Latex recently completed a project in Lake Charles, LA for Kinder Morgan that proved logistically challenging on a number of levels and required 26 horizontal directional drills. The first 35 miles traversed either marsh or water, including 17 miles of shallow water across Lake Sabine. Project staging was accomplished with barges, tugs and crew boats.
“There was just no way to access it without a boat or barge and it sometimes took people an hour to get out to the site just to start working,” Davis says. The remainder of the 132-mile installation of 42-inch pipeline involved conventional land lay techniques.
Projects completed in 2008 included 104 miles of 42-inch pipe for Kinder Morgan in Kansas ; 30 miles of36-inch and 30-inch pipeline for Panhandle Eastern, in Indiana and Illinois ; and 11.5 miles of 36-inch pipeline for Florida Gas Transmission in Coral Springs, FL along the Florida Turnpike.
The company’s rolling equipment includes bulldozers, backhoes, large excavators and sideboom tractors unique to the industry that place pipe ranging from six to 42 inches in diameter that is bent in the field to fit the local terrain.

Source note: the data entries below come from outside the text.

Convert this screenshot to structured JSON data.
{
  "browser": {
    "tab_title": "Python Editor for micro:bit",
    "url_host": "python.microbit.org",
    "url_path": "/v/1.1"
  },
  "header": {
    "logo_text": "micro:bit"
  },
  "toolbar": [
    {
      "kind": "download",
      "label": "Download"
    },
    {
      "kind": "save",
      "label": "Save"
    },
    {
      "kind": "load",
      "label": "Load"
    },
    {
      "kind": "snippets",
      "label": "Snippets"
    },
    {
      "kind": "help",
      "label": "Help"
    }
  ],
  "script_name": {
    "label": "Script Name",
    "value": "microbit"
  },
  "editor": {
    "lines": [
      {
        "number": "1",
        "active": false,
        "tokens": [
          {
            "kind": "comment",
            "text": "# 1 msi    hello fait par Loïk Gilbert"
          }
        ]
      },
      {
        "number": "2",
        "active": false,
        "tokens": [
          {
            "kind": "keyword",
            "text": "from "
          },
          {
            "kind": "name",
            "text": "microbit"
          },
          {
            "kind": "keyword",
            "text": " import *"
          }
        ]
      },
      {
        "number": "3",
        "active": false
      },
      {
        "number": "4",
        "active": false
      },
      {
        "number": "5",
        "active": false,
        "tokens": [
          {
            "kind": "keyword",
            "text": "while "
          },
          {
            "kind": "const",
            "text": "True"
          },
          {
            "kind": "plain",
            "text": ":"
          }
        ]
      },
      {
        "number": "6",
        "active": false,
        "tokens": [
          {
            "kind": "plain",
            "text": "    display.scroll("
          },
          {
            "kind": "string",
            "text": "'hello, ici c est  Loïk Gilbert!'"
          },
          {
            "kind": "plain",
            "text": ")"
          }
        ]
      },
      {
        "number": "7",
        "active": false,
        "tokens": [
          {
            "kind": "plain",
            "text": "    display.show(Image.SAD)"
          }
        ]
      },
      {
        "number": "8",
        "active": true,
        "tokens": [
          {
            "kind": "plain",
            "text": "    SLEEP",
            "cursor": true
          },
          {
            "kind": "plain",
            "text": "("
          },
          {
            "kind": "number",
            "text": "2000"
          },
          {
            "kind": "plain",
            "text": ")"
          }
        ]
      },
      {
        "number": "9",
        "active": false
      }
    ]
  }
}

Latex typically sets up a temporary warehouse facility on out-of-state sites then breaks it down upon project completion.
“We’re also fortunate to have our own trucking company, Vesco Specialized Carriers. They do all of our heavy hauling and run up to 13 axles long. They do some very big work and are available to others when we’re not using them,” says Davis.
Environmentally sustainable construction practices have impacted the industry to the point that, Stotz says, “It’s now about 20 percent of the cost of every project that’s passed on to the consumer. We have very strict guidelines. Since 1995, most states have pretty well adopted national guidelines, i.e. FERC.”
The company maintains a crew dedicated solely to addressing environmental issues. “It requires constant education and training to stay up to date,” Davis says.
Davis has an extensive safety background and says safety is a priority that requires extensive re-training of veteran workers entrenched in old practices. “That’s a big challenge, getting them to change and take ownership of safety. The younger guys are usually no worries. Working with large equipment and large pipe, there are a lot of dynamics going on. There are 20–30 people on a crew working in close proximity and a lot going on, so you really have to watch. That’s a real challenge – there is nothing out there that is little and it’s a constant concern,” he says.
In recent years, owner companies have been using existing right of ways. Often times, Stotz says, “pipeline crews find themselves working around a lot of power lines, either inside or right alongside the right of way. They have to be extremely careful.”
Latex performs the majority of site preparation work, including the clearing of timber and on the rights of way. Horizontal directional drilling and non-destructive testing (X-rays) are sub-contracted out to a handful of trusted partners.
The company’s nod to technology comes in the form of Primavera used for project scheduling and tracking and new technology installed on equipment to warn when you are to close to overhead powerlines.
IN THE FUTURE
Where operations were once confined east of the Mississippi River and south of the Mason-Dixon Line, Latex is now a respected national contractor and that’s just fine with Stotz.
“We’re not interested in overseas work. I would say we’re pretty well going to remain status quo. We want to grow a bit but we’re going to be a family-owned company and our bread and butter is still going to be here in the Southeast,” he concludes.
FACTS At A Glance:
Company Name: Latex Construction
CEO: Bill Honey
Operations: Latex is the largest family-owned pipeline contractor in the United States.
Revenue: $200 million